This book is dedicated to Jane Reichhold (1937 -- 2016), second NeverEnding Story supporter and contributor.

Perhaps, nothing is absolute in haiku. Like life, haiku require learning, experience and balance. -- Jane Reichhold

Featured Haiku by Jane Reichhold

canyon stream
dried to a slit
of clear sky

moving into the sun
the pony takes with him
some mountain shadow

coming home

Please post to all appropriate venues. Your time and help would be greatly appreciated. And I look forward to reading your haiku (see "2017 Butterfly Dream: Call for Haiku Submissions"; Deadline: December 31)

Happy Reading


Selected Haiku:

after the funeral
first a sprinkle of stars
then a dusting of snow

Angelee Deodhar

silence into a dream …
the full moon

Rita Odeh

twilight on snow shadows deepen the grip of stars

Alan Summers

a firefly’s glow
against her palm
passed to mine

Michael Dylan Welch

snow upon snow
the layers of oblivion
in my father's mind       

Dietmar Tauchner

autumn wind
the yellowing leaves
of a diary

Anna Maris

becoming whimper
becoming night

Polona Oblak

petal by petal the yellow rose on her inner thigh

S.M. Abeles

fading summer
the robin's song trails
my melancholy

Caroline Skanne

shades of blue …
the deer’s remaining eye
cradled by bone

Susan Constable

midnight surf
the rumble of moonlight

Simon Hanson

stone cairns
a faded cap drifts

Debbie Strange

rumble of the metro
a queue of city crabs
inches forward

Fay Aoyagi

last rites. . .
rain fading into
bird song

Carl Seguiban

farmer's scythe
a harvesting song
in each sweep


nagasaki ...
in her belly, the sound
of unopened mail

Don Baird

empty house
that kiss

ai li

my son and  i
counting fireflies
counting stars

Roberta Beary

from star to star
down the Milky Way
a little finger

Dejan Pavlinović


more than two sides to it

Joan Prefontaine


Michael Henry Lee

she waves a thin blue scarf becoming sky

Lorin Ford

Butterfly Dream: Moth Haiku by Terry Ann Carter

English Original

everyone’s gone
just me and this moth
at the kitchen table

Terry Ann Carter

Chinese Translation (Traditional)


Chinese Translation (Simplified)


Bio Sketch

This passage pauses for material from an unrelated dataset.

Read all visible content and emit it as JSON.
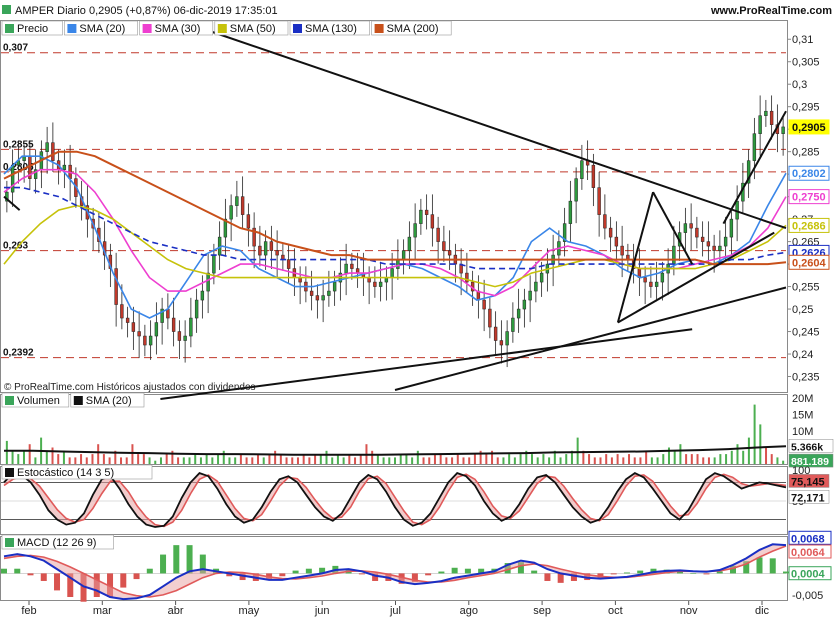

Terry Ann Carter loves Japhy Ryder, constant comment tea, and Japanese literary forms; she is the president of Haiku Canada, founder of Ottawa KaDo and Haiku Arbutus (Victoria) with five chapbooks of haiku and five books of longer poetry.